Work instructions: Once you have read the data below, set it all down again exactly.

Data records for software interfaces:
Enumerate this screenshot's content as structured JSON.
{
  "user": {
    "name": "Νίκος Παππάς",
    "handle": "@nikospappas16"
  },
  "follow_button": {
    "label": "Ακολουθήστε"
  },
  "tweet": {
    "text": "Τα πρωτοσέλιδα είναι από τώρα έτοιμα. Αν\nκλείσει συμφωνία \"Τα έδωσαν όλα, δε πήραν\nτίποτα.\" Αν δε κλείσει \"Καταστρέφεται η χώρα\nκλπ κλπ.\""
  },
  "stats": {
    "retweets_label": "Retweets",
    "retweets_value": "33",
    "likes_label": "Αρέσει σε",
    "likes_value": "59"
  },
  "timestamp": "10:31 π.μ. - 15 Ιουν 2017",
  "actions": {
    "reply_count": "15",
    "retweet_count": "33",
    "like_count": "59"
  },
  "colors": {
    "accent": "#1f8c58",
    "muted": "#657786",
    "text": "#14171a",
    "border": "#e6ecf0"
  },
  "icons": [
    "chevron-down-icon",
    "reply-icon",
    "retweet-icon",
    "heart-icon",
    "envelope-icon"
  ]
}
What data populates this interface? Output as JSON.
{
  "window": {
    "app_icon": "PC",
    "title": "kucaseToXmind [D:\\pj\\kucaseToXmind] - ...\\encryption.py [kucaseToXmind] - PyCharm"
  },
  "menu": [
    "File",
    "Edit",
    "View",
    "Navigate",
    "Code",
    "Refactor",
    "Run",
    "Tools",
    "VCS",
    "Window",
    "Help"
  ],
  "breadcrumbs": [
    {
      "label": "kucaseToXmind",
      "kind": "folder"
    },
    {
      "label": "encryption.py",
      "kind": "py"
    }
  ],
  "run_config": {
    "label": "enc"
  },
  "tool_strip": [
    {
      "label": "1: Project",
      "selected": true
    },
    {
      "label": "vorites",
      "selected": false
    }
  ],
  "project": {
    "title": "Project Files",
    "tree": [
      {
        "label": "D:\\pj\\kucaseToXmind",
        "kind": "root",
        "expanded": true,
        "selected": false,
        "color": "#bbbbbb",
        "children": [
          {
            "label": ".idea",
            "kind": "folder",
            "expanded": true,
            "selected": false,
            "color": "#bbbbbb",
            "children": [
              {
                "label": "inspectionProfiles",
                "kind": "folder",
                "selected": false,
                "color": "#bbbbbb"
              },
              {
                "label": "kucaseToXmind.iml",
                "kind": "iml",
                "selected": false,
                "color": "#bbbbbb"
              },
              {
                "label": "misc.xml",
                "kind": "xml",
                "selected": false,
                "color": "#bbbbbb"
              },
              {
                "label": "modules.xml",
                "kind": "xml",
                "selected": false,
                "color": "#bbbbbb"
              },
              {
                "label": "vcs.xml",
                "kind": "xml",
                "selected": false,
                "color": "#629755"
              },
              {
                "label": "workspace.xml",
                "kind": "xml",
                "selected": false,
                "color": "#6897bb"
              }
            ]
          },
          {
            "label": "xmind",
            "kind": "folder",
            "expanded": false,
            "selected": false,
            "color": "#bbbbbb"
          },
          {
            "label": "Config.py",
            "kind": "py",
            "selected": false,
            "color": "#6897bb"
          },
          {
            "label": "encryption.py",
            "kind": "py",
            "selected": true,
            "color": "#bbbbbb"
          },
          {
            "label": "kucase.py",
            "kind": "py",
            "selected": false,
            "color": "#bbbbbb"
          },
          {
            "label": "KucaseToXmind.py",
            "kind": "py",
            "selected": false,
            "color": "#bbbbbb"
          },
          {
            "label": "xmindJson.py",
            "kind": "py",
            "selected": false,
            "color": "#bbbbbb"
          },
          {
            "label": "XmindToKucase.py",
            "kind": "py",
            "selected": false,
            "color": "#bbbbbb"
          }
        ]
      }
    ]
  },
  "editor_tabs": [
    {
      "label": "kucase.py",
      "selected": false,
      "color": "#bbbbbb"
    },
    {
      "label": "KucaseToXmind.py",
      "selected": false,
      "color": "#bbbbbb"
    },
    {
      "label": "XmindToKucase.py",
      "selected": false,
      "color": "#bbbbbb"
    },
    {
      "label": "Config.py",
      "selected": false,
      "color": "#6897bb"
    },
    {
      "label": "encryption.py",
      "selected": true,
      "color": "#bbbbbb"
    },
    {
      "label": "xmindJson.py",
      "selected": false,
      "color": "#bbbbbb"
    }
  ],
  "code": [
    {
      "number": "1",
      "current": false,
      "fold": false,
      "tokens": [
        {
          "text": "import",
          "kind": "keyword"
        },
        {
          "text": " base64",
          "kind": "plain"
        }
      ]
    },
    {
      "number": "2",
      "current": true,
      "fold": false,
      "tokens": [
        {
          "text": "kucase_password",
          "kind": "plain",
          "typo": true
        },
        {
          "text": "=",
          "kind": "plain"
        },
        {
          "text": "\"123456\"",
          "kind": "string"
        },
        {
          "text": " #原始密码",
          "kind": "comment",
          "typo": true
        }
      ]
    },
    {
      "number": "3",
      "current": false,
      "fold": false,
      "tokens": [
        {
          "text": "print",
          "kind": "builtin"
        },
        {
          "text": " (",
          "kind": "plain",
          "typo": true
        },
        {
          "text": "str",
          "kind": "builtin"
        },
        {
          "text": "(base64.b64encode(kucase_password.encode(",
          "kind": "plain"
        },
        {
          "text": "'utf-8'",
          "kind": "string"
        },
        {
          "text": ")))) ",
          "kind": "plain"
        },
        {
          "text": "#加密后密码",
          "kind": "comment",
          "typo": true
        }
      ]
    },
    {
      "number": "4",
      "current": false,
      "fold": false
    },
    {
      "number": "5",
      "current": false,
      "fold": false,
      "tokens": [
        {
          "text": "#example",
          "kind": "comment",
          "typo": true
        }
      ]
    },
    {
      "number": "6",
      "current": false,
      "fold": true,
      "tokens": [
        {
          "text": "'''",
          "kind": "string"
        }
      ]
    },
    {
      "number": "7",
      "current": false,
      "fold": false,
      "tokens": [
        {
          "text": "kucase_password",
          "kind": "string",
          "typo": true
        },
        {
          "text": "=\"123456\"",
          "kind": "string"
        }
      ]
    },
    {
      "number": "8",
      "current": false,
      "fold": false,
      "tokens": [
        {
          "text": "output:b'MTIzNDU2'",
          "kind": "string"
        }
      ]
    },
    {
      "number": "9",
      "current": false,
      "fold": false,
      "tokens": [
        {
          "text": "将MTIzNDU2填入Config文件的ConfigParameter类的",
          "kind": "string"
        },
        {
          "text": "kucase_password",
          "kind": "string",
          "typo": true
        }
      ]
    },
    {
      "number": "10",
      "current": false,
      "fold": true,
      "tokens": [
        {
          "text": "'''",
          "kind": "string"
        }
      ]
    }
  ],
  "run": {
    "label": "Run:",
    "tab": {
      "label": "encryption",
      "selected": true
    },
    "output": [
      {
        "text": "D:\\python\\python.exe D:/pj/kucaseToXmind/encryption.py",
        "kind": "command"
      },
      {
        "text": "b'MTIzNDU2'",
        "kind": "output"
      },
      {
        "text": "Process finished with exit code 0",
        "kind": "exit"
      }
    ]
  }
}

Worked solution:
Enumerate this screenshot's content as structured JSON.
{
  "user": {
    "name": "Νίκος Παππάς",
    "handle": "@nikospappas16"
  },
  "follow_button": {
    "label": "Ακολουθήστε"
  },
  "tweet": {
    "text": "Τα πρωτοσέλιδα είναι από τώρα έτοιμα. Αν\nκλείσει συμφωνία \"Τα έδωσαν όλα, δε πήραν\nτίποτα.\" Αν δε κλείσει \"Καταστρέφεται η χώρα\nκλπ κλπ.\""
  },
  "stats": {
    "retweets_label": "Retweets",
    "retweets_value": "33",
    "likes_label": "Αρέσει σε",
    "likes_value": "59"
  },
  "timestamp": "10:31 π.μ. - 15 Ιουν 2017",
  "actions": {
    "reply_count": "15",
    "retweet_count": "33",
    "like_count": "59"
  },
  "colors": {
    "accent": "#1f8c58",
    "muted": "#657786",
    "text": "#14171a",
    "border": "#e6ecf0"
  },
  "icons": [
    "chevron-down-icon",
    "reply-icon",
    "retweet-icon",
    "heart-icon",
    "envelope-icon"
  ]
}
What data populates this interface? Output as JSON.
{
  "window": {
    "app_icon": "PC",
    "title": "kucaseToXmind [D:\\pj\\kucaseToXmind] - ...\\encryption.py [kucaseToXmind] - PyCharm"
  },
  "menu": [
    "File",
    "Edit",
    "View",
    "Navigate",
    "Code",
    "Refactor",
    "Run",
    "Tools",
    "VCS",
    "Window",
    "Help"
  ],
  "breadcrumbs": [
    {
      "label": "kucaseToXmind",
      "kind": "folder"
    },
    {
      "label": "encryption.py",
      "kind": "py"
    }
  ],
  "run_config": {
    "label": "enc"
  },
  "tool_strip": [
    {
      "label": "1: Project",
      "selected": true
    },
    {
      "label": "vorites",
      "selected": false
    }
  ],
  "project": {
    "title": "Project Files",
    "tree": [
      {
        "label": "D:\\pj\\kucaseToXmind",
        "kind": "root",
        "expanded": true,
        "selected": false,
        "color": "#bbbbbb",
        "children": [
          {
            "label": ".idea",
            "kind": "folder",
            "expanded": true,
            "selected": false,
            "color": "#bbbbbb",
            "children": [
              {
                "label": "inspectionProfiles",
                "kind": "folder",
                "selected": false,
                "color": "#bbbbbb"
              },
              {
                "label": "kucaseToXmind.iml",
                "kind": "iml",
                "selected": false,
                "color": "#bbbbbb"
              },
              {
                "label": "misc.xml",
                "kind": "xml",
                "selected": false,
                "color": "#bbbbbb"
              },
              {
                "label": "modules.xml",
                "kind": "xml",
                "selected": false,
                "color": "#bbbbbb"
              },
              {
                "label": "vcs.xml",
                "kind": "xml",
                "selected": false,
                "color": "#629755"
              },
              {
                "label": "workspace.xml",
                "kind": "xml",
                "selected": false,
                "color": "#6897bb"
              }
            ]
          },
          {
            "label": "xmind",
            "kind": "folder",
            "expanded": false,
            "selected": false,
            "color": "#bbbbbb"
          },
          {
            "label": "Config.py",
            "kind": "py",
            "selected": false,
            "color": "#6897bb"
          },
          {
            "label": "encryption.py",
            "kind": "py",
            "selected": true,
            "color": "#bbbbbb"
          },
          {
            "label": "kucase.py",
            "kind": "py",
            "selected": false,
            "color": "#bbbbbb"
          },
          {
            "label": "KucaseToXmind.py",
            "kind": "py",
            "selected": false,
            "color": "#bbbbbb"
          },
          {
            "label": "xmindJson.py",
            "kind": "py",
            "selected": false,
            "color": "#bbbbbb"
          },
          {
            "label": "XmindToKucase.py",
            "kind": "py",
            "selected": false,
            "color": "#bbbbbb"
          }
        ]
      }
    ]
  },
  "editor_tabs": [
    {
      "label": "kucase.py",
      "selected": false,
      "color": "#bbbbbb"
    },
    {
      "label": "KucaseToXmind.py",
      "selected": false,
      "color": "#bbbbbb"
    },
    {
      "label": "XmindToKucase.py",
      "selected": false,
      "color": "#bbbbbb"
    },
    {
      "label": "Config.py",
      "selected": false,
      "color": "#6897bb"
    },
    {
      "label": "encryption.py",
      "selected": true,
      "color": "#bbbbbb"
    },
    {
      "label": "xmindJson.py",
      "selected": false,
      "color": "#bbbbbb"
    }
  ],
  "code": [
    {
      "number": "1",
      "current": false,
      "fold": false,
      "tokens": [
        {
          "text": "import",
          "kind": "keyword"
        },
        {
          "text": " base64",
          "kind": "plain"
        }
      ]
    },
    {
      "number": "2",
      "current": true,
      "fold": false,
      "tokens": [
        {
          "text": "kucase_password",
          "kind": "plain",
          "typo": true
        },
        {
          "text": "=",
          "kind": "plain"
        },
        {
          "text": "\"123456\"",
          "kind": "string"
        },
        {
          "text": " #原始密码",
          "kind": "comment",
          "typo": true
        }
      ]
    },
    {
      "number": "3",
      "current": false,
      "fold": false,
      "tokens": [
        {
          "text": "print",
          "kind": "builtin"
        },
        {
          "text": " (",
          "kind": "plain",
          "typo": true
        },
        {
          "text": "str",
          "kind": "builtin"
        },
        {
          "text": "(base64.b64encode(kucase_password.encode(",
          "kind": "plain"
        },
        {
          "text": "'utf-8'",
          "kind": "string"
        },
        {
          "text": ")))) ",
          "kind": "plain"
        },
        {
          "text": "#加密后密码",
          "kind": "comment",
          "typo": true
        }
      ]
    },
    {
      "number": "4",
      "current": false,
      "fold": false
    },
    {
      "number": "5",
      "current": false,
      "fold": false,
      "tokens": [
        {
          "text": "#example",
          "kind": "comment",
          "typo": true
        }
      ]
    },
    {
      "number": "6",
      "current": false,
      "fold": true,
      "tokens": [
        {
          "text": "'''",
          "kind": "string"
        }
      ]
    },
    {
      "number": "7",
      "current": false,
      "fold": false,
      "tokens": [
        {
          "text": "kucase_password",
          "kind": "string",
          "typo": true
        },
        {
          "text": "=\"123456\"",
          "kind": "string"
        }
      ]
    },
    {
      "number": "8",
      "current": false,
      "fold": false,
      "tokens": [
        {
          "text": "output:b'MTIzNDU2'",
          "kind": "string"
        }
      ]
    },
    {
      "number": "9",
      "current": false,
      "fold": false,
      "tokens": [
        {
          "text": "将MTIzNDU2填入Config文件的ConfigParameter类的",
          "kind": "string"
        },
        {
          "text": "kucase_password",
          "kind": "string",
          "typo": true
        }
      ]
    },
    {
      "number": "10",
      "current": false,
      "fold": true,
      "tokens": [
        {
          "text": "'''",
          "kind": "string"
        }
      ]
    }
  ],
  "run": {
    "label": "Run:",
    "tab": {
      "label": "encryption",
      "selected": true
    },
    "output": [
      {
        "text": "D:\\python\\python.exe D:/pj/kucaseToXmind/encryption.py",
        "kind": "command"
      },
      {
        "text": "b'MTIzNDU2'",
        "kind": "output"
      },
      {
        "text": "Process finished with exit code 0",
        "kind": "exit"
      }
    ]
  }
}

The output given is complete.